Not long ago, I had the amazing opportunity to attend a "lively" and enthusiastic program called Drowned Dames, Mauled Men, and Crispy Critters: A Body Disposal Primer for Writers presented by Jeanne Adams. Ms. Adams became a writer after working in the funeral business for several years. Now she's the author of thrilling suspense and magical romance.
I learned quite a few things that I'll be applying to my writing. One of my books involves a shooting, a coroner, a mortuary and a funeral. So this workshop was rather timely for me, and Ms. Adams was eager to answer any and all questions!
Here are a few tidbits of interest I learned:
- Coffin vs. Casket -- There is a difference! A coffin is an eight sided "Dracula Box." Caskets came into vogue around the 1930's. That's when the coffin evolved into a furniture grade item (case--casket).
- Best ways of natural body disposal include sharks, alligators and crocodiles.
- Donating your body to a Research Facility -- This is harder than you think! The facility has to want your body. If you're about 97, chances are you're not wanted. A thirty year old has a better chance.
- Full postmortem vs. limited autopsy -- Full postmortem involves the removal of the brain and all internal organs. Limited autopsy only involves the removal of one organ.
- Embalming -- Head has to be elevated (to rest on pillow later in casket) arms have to be elevated into position (such as crossed on chest). Once the embalming fluid is in, the corpse won't move.
- Open Casket vs. Closed-- Some families do want an open casket, even when the deceased has been disfigured (i.e. gunshot wound), and the reconstruction doesn't look that great. If the funeral home deems the appearance too inappropriate, they won't allow it, but will instead refer the family to a different funeral home.
- Cremated Remains -- In the "biz" known as "cremains."

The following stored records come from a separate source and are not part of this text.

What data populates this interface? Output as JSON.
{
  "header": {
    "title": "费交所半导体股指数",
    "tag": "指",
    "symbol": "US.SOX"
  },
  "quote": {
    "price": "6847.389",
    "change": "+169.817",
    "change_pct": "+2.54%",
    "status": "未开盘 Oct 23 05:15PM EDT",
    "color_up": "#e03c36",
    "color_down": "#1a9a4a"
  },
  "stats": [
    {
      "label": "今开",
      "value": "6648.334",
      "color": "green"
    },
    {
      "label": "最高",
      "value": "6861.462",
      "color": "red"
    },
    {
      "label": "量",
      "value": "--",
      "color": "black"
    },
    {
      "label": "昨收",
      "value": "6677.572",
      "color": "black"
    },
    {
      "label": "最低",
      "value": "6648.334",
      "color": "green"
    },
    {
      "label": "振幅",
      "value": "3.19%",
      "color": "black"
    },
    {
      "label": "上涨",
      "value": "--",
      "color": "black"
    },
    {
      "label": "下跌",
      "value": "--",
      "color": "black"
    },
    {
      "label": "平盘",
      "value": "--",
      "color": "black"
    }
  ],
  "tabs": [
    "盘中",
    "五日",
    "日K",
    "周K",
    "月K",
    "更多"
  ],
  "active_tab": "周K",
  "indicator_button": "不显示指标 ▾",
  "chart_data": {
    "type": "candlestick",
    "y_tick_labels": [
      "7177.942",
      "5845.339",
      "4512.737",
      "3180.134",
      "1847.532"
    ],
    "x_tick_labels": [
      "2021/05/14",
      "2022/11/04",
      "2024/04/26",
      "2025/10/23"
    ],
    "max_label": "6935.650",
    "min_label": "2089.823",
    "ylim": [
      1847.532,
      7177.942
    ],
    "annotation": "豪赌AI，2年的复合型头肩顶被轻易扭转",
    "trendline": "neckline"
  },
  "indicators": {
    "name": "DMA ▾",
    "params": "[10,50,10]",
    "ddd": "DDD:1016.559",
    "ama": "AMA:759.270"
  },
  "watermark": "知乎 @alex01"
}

- Scattering of Ashes -- Illegal at sea.
Any thoughts of your own on body disposal? Thanks for visiting and have a great week!
Reposted from 7/12/10.